[Today, I will not explain every new phrase – look them up yourselves, write them down and USE them and USE them and USE them !]

Therefore, here’s a little activity I used last week. It’s a hit song from the early 1980s, in fact, it was massive ! The song is an example of Synth pop which is pop music played, or predominantly played, on keyboards or synthesisers. Synth pop, which dominated the charts during my teen years, was not really my cup of tea, I was more into jangly guitar bands such as The Beatles, The Byrds and, in the 1980s, we had The Smiths.

Having said that, I really liked this hit by the band Human League who came from Sheffield which is in the north of England. The single was tremendously successful, staying at number 1 for five weeks in the UK as well as reaching the top of the US charts although for just three weeks which is still an amazing achievement.

Without further ado, the activity: What is happening in this video. Secondly, what is the story – can you understand what the man says and then, can you understand the woman’s reply ?

Try answering these questions:

What job did the woman have ?

How long did it take for the women to become a big star ?

Is the man leaving the woman ?

Does the woman still love the man ?

What does the woman want to do ?

And now, the full lyrics:

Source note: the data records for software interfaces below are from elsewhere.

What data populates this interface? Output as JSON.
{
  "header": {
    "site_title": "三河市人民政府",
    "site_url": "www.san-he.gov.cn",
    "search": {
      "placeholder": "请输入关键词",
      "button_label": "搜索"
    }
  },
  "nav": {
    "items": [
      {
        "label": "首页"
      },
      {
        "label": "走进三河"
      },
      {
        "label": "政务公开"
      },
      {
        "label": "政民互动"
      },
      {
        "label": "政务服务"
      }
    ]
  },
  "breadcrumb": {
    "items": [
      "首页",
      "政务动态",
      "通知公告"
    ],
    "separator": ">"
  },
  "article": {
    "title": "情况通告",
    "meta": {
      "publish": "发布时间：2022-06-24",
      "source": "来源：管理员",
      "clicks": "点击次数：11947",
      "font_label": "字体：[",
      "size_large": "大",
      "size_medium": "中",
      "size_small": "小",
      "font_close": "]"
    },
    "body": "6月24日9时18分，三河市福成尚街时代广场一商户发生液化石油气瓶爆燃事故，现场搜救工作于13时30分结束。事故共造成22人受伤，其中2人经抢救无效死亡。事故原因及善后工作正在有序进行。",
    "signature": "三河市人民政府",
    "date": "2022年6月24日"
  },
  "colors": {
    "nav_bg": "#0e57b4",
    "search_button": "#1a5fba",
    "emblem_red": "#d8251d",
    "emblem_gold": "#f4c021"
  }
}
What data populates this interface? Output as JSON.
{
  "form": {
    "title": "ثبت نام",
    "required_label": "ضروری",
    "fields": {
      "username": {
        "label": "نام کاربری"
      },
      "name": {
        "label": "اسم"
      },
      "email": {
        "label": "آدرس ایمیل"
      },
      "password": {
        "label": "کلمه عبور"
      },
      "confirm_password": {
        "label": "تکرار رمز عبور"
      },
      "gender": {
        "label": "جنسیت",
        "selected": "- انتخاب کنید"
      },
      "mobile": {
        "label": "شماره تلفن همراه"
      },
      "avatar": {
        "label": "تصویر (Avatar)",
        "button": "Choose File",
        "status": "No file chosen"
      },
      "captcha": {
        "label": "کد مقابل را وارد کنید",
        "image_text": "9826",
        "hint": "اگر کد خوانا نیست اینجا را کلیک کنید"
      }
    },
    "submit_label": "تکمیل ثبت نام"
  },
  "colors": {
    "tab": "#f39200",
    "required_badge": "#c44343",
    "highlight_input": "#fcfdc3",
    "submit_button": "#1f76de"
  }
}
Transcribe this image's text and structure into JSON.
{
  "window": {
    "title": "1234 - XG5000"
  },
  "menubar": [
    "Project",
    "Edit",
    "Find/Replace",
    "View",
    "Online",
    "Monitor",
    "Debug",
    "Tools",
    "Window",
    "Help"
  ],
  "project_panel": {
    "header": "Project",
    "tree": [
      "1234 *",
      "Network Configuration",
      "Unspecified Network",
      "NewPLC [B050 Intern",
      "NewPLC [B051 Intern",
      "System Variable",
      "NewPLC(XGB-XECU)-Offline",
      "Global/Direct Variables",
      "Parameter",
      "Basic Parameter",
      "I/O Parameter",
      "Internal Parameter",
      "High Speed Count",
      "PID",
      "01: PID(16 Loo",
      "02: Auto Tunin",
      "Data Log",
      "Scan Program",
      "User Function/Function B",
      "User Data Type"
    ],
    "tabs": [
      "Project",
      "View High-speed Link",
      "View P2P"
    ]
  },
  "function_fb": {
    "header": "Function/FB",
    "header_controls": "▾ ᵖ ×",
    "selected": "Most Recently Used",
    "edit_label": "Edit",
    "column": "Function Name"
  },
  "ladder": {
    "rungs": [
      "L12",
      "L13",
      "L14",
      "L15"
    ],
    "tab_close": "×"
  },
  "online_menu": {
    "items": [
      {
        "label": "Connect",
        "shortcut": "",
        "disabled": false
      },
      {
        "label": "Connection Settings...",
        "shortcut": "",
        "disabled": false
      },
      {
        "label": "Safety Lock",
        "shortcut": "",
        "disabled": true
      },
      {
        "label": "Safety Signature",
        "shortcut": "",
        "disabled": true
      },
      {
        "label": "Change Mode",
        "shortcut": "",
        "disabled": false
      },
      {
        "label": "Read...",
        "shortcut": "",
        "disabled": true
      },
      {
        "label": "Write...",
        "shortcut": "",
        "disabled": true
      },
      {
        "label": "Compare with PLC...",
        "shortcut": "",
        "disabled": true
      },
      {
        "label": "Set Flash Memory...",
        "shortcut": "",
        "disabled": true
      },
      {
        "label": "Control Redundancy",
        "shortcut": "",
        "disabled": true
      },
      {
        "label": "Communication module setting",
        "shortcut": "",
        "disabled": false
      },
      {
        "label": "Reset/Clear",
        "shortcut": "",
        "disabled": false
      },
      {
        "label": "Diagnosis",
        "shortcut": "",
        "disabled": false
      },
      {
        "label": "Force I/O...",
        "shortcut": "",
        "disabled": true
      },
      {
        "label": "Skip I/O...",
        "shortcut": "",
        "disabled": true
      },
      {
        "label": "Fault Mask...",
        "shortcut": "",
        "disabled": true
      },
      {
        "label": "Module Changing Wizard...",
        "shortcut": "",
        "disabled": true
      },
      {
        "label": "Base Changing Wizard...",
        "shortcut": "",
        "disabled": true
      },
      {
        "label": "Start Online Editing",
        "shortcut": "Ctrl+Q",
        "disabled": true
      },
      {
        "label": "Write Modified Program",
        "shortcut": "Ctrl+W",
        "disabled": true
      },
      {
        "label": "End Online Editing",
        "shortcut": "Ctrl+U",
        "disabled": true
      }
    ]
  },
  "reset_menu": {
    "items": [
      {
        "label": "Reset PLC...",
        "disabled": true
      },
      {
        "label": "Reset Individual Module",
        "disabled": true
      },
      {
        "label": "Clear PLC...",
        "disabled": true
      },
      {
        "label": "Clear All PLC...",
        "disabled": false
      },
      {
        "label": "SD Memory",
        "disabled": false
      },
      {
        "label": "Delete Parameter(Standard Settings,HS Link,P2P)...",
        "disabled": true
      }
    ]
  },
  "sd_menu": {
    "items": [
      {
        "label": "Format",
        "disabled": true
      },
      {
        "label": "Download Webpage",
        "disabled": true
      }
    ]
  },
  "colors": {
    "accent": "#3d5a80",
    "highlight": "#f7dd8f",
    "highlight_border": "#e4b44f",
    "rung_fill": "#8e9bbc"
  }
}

You were workin’ as a waitress in a cocktail bar
When I met you
I picked you out, I shook you up and turned you around
Turned you into someone new
Now five years later on, you’ve got the world at your feet
Success has been so easy for you
But don’t forget, it’s me who put you where you are now
And I can put you back down too

Don’t, don’t you want me?
You know I can’t believe it when I hear that you won’t see me
Don’t, don’t you want me?
You know I don’t believe you when you say that you don’t need me
It’s much too late to find
You think you’ve changed your mind
You’d better change it back or we will both be sorry

Don’t you want me, baby?
Don’t you want me? Oh
Don’t you want me, baby?
Don’t you want me? Oh

I was working as a waitress in a cocktail bar
That much is true
But even then, I knew I’d find a much better place
Either with or without you
The five years we have had have been such good times
I still love you
But now, I think it’s time I live my life on my own
I guess it’s just what I must do

Don’t, don’t you want me?
You know I can’t believe it when I hear that you won’t see me
Don’t, don’t you want me?
You know I don’t believe you when you say that you don’t need me
It’s much too late to find
You think you’ve changed your mind
You’d better change it back or we will both be sorry

Don’t you want me, baby?
Don’t you want me? Oh
Don’t you want me, baby?
Don’t you want me? Oh

Don’t you want me, baby?
Don’t you want me? Oh
Don’t you want me, baby?
Don’t you want me? Oh
Don’t you want me, baby?
Don’t you want me? Oh
Don’t you want me, baby?
Don’t you want me? Oh
Don’t you want me, baby?
Don’t you want me? Oh
Don’t you want me, baby?
Don’t you want me? Oh
Don’t you want me, baby?

Songwriters: John William Callis / Philip Oakey / Adrian Philip Wright The Sound of the Crowd lyrics © BMG Rights Management, Domino Publishing Company

DISCLAIMER: THIS IS FOR EDUCATIONAL PURPOSES ONLY. THIS BLOG ISN’T MONETISED IN ANY WAY. THE VIDEO AND LYRICS ARE TAKEN FROM THE INTERNET. NO COPYRIGHT VIOLATION IS INTENDED, AND I WILL REMOVE THE BLOG UPON REQUEST WITHOUT PREJUDICE.

THANK YOU TO THE SONGWRITERS, THE BAND AND THE PUBLISHERS